Dana Helen Stabenow was born in Anchorage, Alaska, on March 27, 1952. Her grandfather was the first DC-3 pilot for Alaska Airlines. She grew up on a seventy-five-foot fish tender named the Celtic in Cook Inlet and Prince William Sound and lived with her mother, Joan Perry Barnes, who was a deckhand. Her mother, an avid reader, could bake bread, skin and butcher a moose, pluck and cook ducks, and help maintain and run a fishing boat. Stabenow’s earliest memory is of her mother reading the story of Snow White to her, and Stabenow learned to read before entering kindergarten. She read all the Nancy Drew books in the local library’s collection in about a month; however, it was Josephine Tey’s The Daughter of Time (1951) that hooked Stabenow on the mystery genre. She graduated from Seldovia High School in 1969 while working part-time for an air taxi service. Then she put herself through college working as an egg grader, bookkeeper, and expediter for Whitney-Fidalgo Seafoods in Anchorage. She received a bachelor’s degree in journalism from the University of Alaska-Fairbanks in 1973.
After graduation, Stabenow backpacked around Europe for four months. After her return, she worked in public relations for Alyeska Pipeline at Galbraith Lake and later for British Petroleum at Prudhoe Bay. In 1982, she enrolled in the University of Alaska-Anchorage’s master of fine arts program, from which she graduated in 1985. She began to write seriously at this time. She sold her first novel, Second Star (1991), to Ace Science Fiction in 1990. It was the first of three books in her Star Svensdotter series, set in the near future when people are moving off the planet.

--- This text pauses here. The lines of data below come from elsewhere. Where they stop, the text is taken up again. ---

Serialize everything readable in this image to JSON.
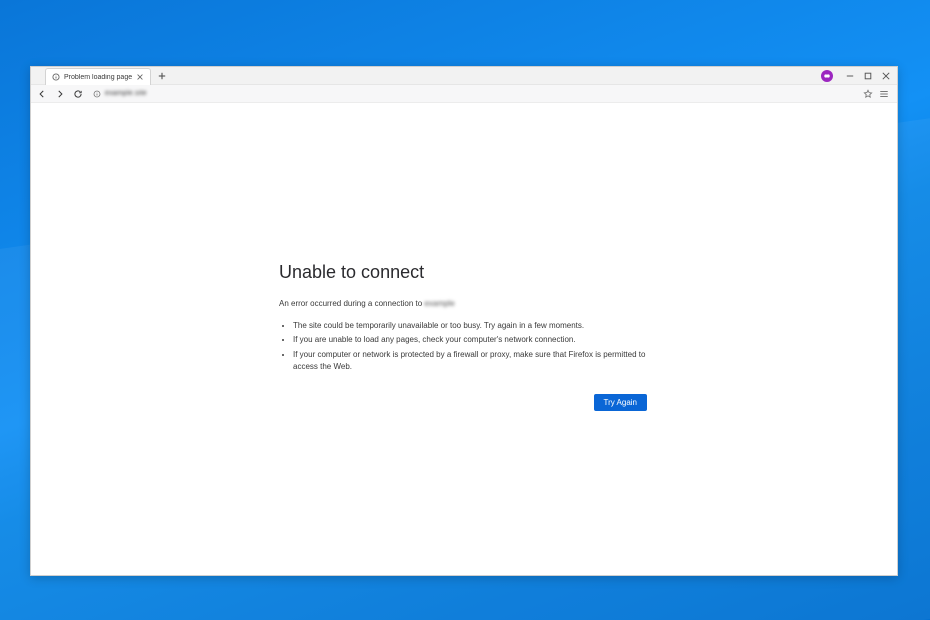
{
  "tab": {
    "title": "Problem loading page"
  },
  "address": {
    "text_obscured": "example.site"
  },
  "error": {
    "title": "Unable to connect",
    "subtitle_prefix": "An error occurred during a connection to ",
    "subtitle_host_obscured": "example",
    "bullets": [
      "The site could be temporarily unavailable or too busy. Try again in a few moments.",
      "If you are unable to load any pages, check your computer's network connection.",
      "If your computer or network is protected by a firewall or proxy, make sure that Firefox is permitted to access the Web."
    ],
    "try_again": "Try Again"
  }
}
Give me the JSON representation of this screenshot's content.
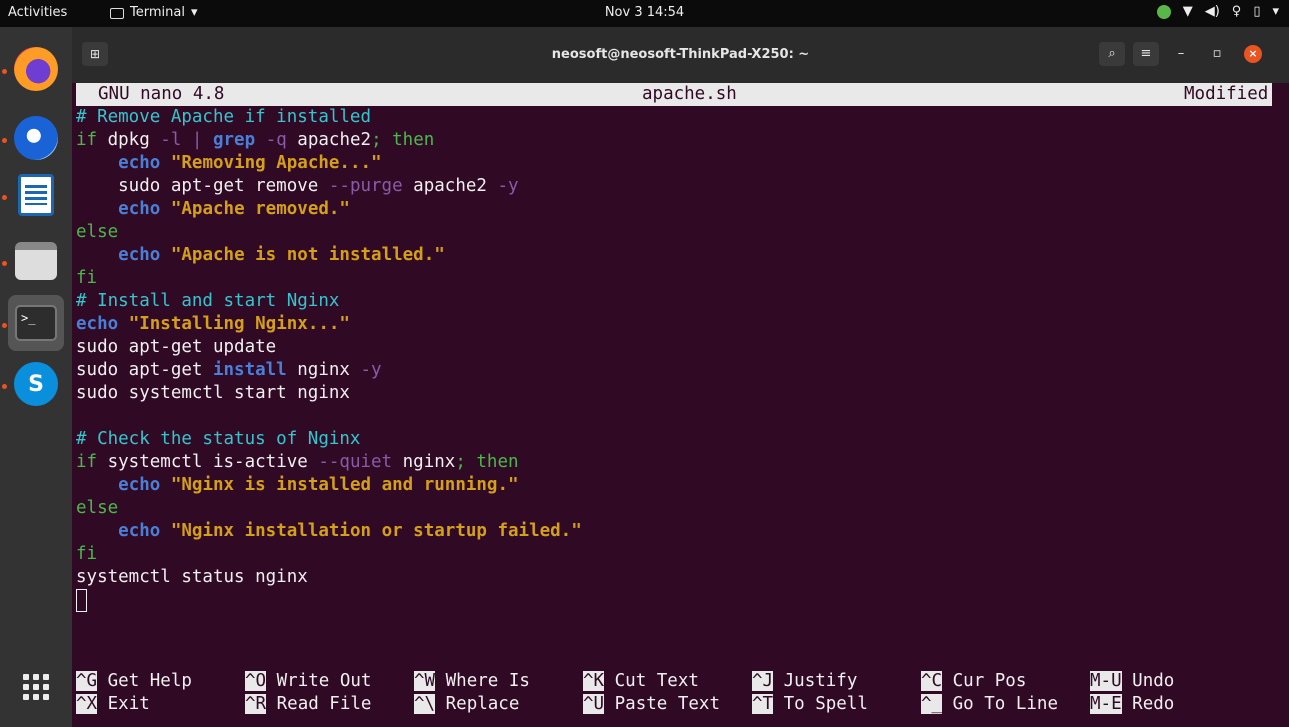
{
  "topbar": {
    "activities": "Activities",
    "app_name": "Terminal",
    "clock": "Nov 3  14:54"
  },
  "window": {
    "title": "neosoft@neosoft-ThinkPad-X250: ~"
  },
  "nano": {
    "version": "GNU nano 4.8",
    "filename": "apache.sh",
    "status": "Modified",
    "code": {
      "l1": "# Remove Apache if installed",
      "l2a": "if",
      "l2b": " dpkg ",
      "l2c": "-l",
      "l2d": " | ",
      "l2e": "grep",
      "l2f": " ",
      "l2g": "-q",
      "l2h": " apache2",
      "l2i": "; then",
      "l3a": "    ",
      "l3b": "echo",
      "l3c": " ",
      "l3d": "\"Removing Apache...\"",
      "l4a": "    sudo apt-get remove ",
      "l4b": "--purge",
      "l4c": " apache2 ",
      "l4d": "-y",
      "l5a": "    ",
      "l5b": "echo",
      "l5c": " ",
      "l5d": "\"Apache removed.\"",
      "l6": "else",
      "l7a": "    ",
      "l7b": "echo",
      "l7c": " ",
      "l7d": "\"Apache is not installed.\"",
      "l8": "fi",
      "l9": "# Install and start Nginx",
      "l10a": "echo",
      "l10b": " ",
      "l10c": "\"Installing Nginx...\"",
      "l11": "sudo apt-get update",
      "l12a": "sudo apt-get ",
      "l12b": "install",
      "l12c": " nginx ",
      "l12d": "-y",
      "l13": "sudo systemctl start nginx",
      "l15": "# Check the status of Nginx",
      "l16a": "if",
      "l16b": " systemctl is-active ",
      "l16c": "--quiet",
      "l16d": " nginx",
      "l16e": "; then",
      "l17a": "    ",
      "l17b": "echo",
      "l17c": " ",
      "l17d": "\"Nginx is installed and running.\"",
      "l18": "else",
      "l19a": "    ",
      "l19b": "echo",
      "l19c": " ",
      "l19d": "\"Nginx installation or startup failed.\"",
      "l20": "fi",
      "l21": "systemctl status nginx"
    },
    "shortcuts_row1": [
      {
        "key": "^G",
        "label": "Get Help"
      },
      {
        "key": "^O",
        "label": "Write Out"
      },
      {
        "key": "^W",
        "label": "Where Is"
      },
      {
        "key": "^K",
        "label": "Cut Text"
      },
      {
        "key": "^J",
        "label": "Justify"
      },
      {
        "key": "^C",
        "label": "Cur Pos"
      },
      {
        "key": "M-U",
        "label": "Undo"
      }
    ],
    "shortcuts_row2": [
      {
        "key": "^X",
        "label": "Exit"
      },
      {
        "key": "^R",
        "label": "Read File"
      },
      {
        "key": "^\\",
        "label": "Replace"
      },
      {
        "key": "^U",
        "label": "Paste Text"
      },
      {
        "key": "^T",
        "label": "To Spell"
      },
      {
        "key": "^_",
        "label": "Go To Line"
      },
      {
        "key": "M-E",
        "label": "Redo"
      }
    ]
  },
  "colors": {
    "terminal_bg": "#300a24",
    "accent": "#e95420",
    "comment": "#34c6ce",
    "string": "#d4a017",
    "keyword": "#4ab84a"
  }
}
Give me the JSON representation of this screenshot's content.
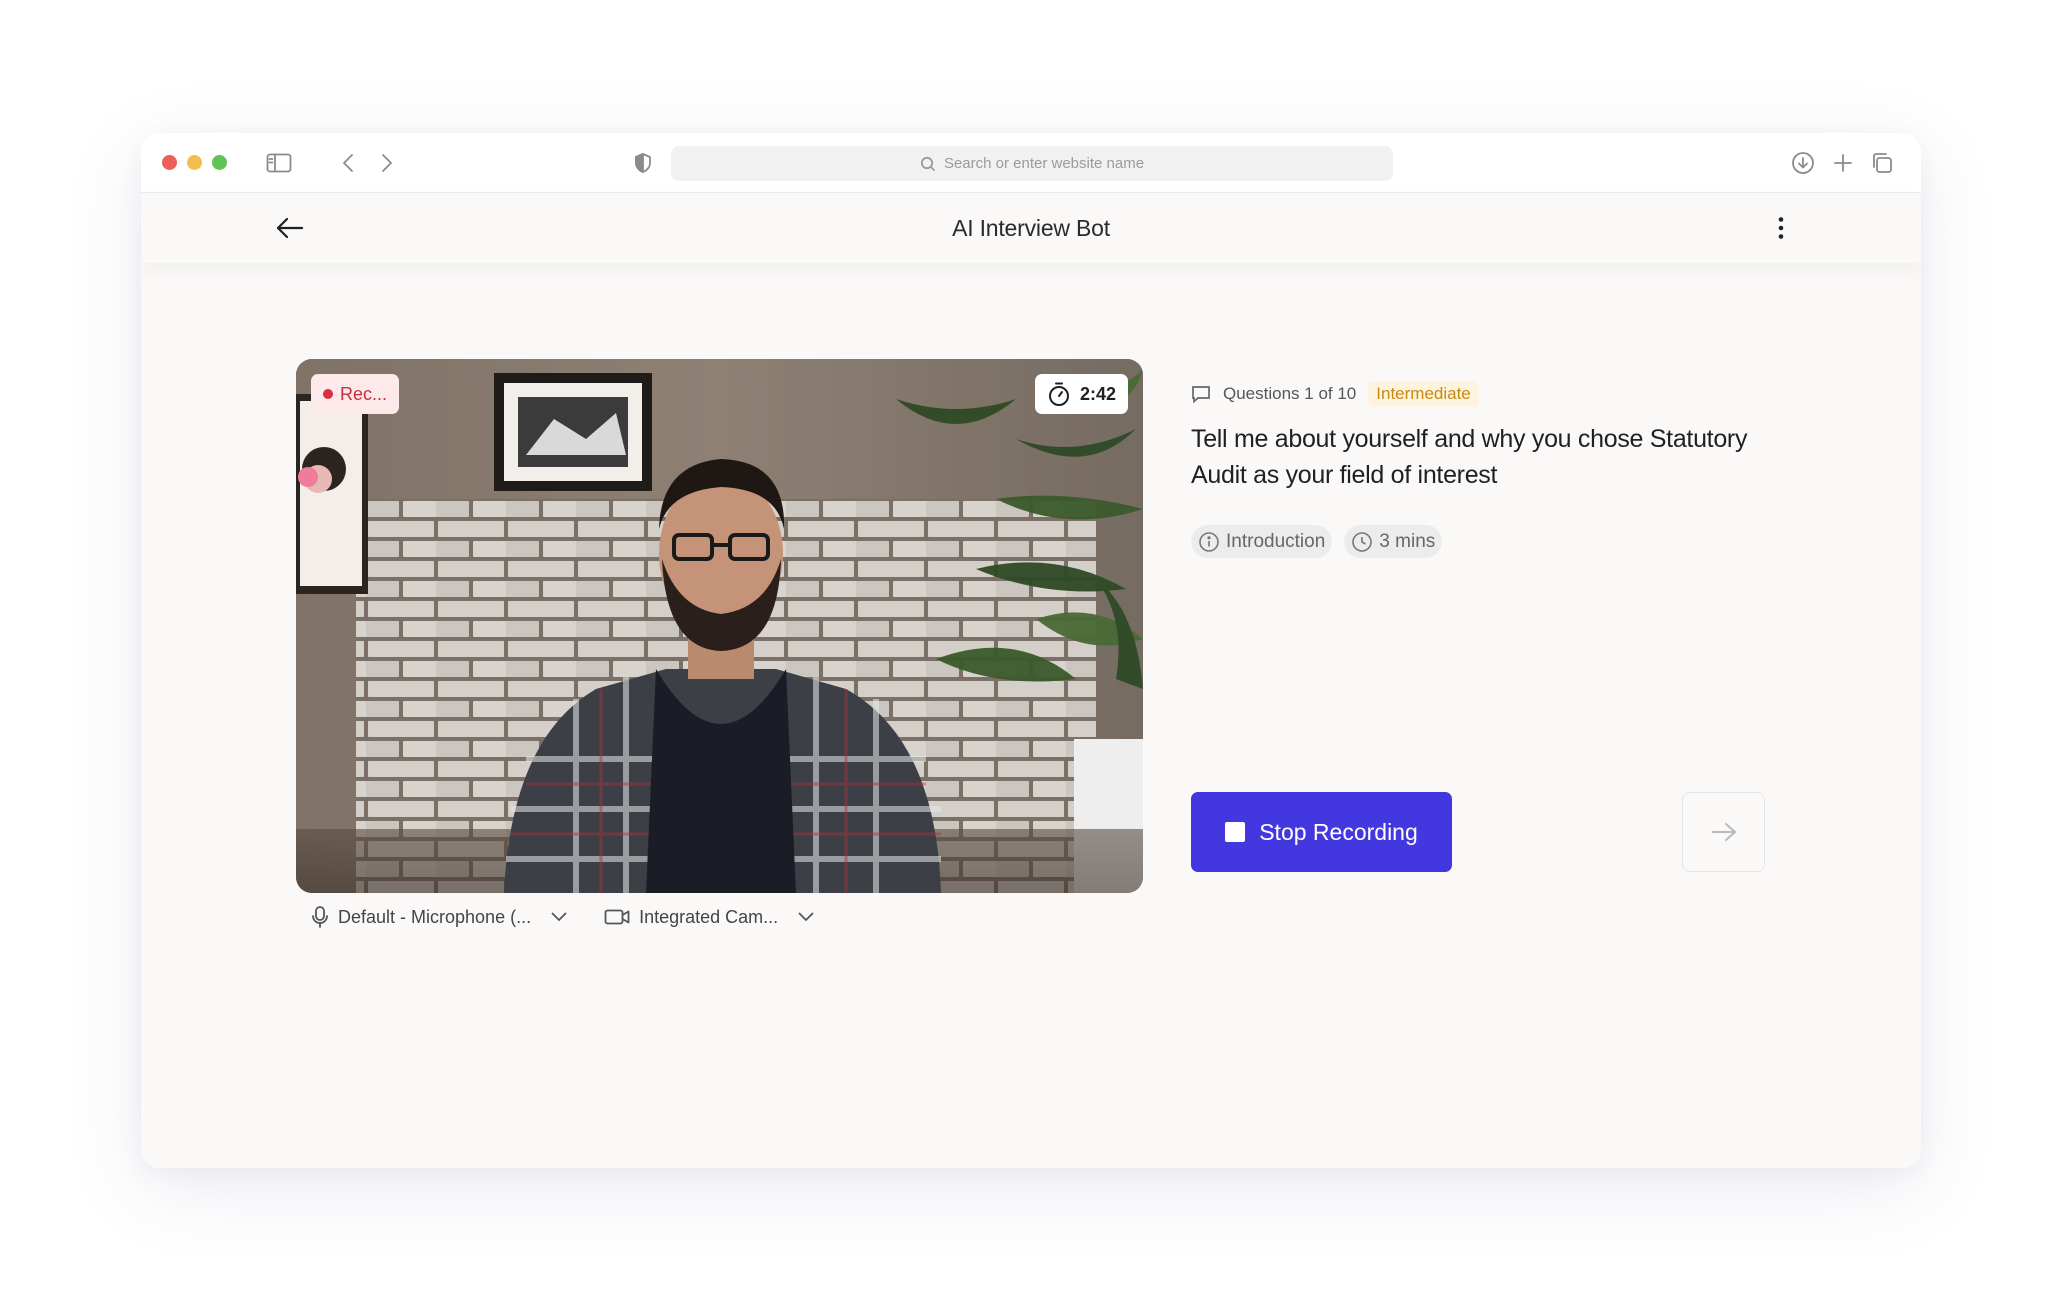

In 1991, Laura Anne Gilman, Stabenow’s editor at Ace, learned that she had an unsold two-hundred-page mystery novel that she had written two years earlier. After reading the manuscript, Gilman agreed to publish A Cold Day for Murder and offered Stabenow a contract for three books featuring Kate Shugak as the main character. When Gilman moved to another publisher, Stabenow started the Liam Campbell series. In 2006, she published her first thriller, Blindfold Game. To collect background information, Stabenow spent sixteen days on board the Coast Guard cutter Alex Haley on patrol in the Bering Sea. She became president of the Alaska chapter of Sisters in Crime and has written the travel column for Alaska magazine.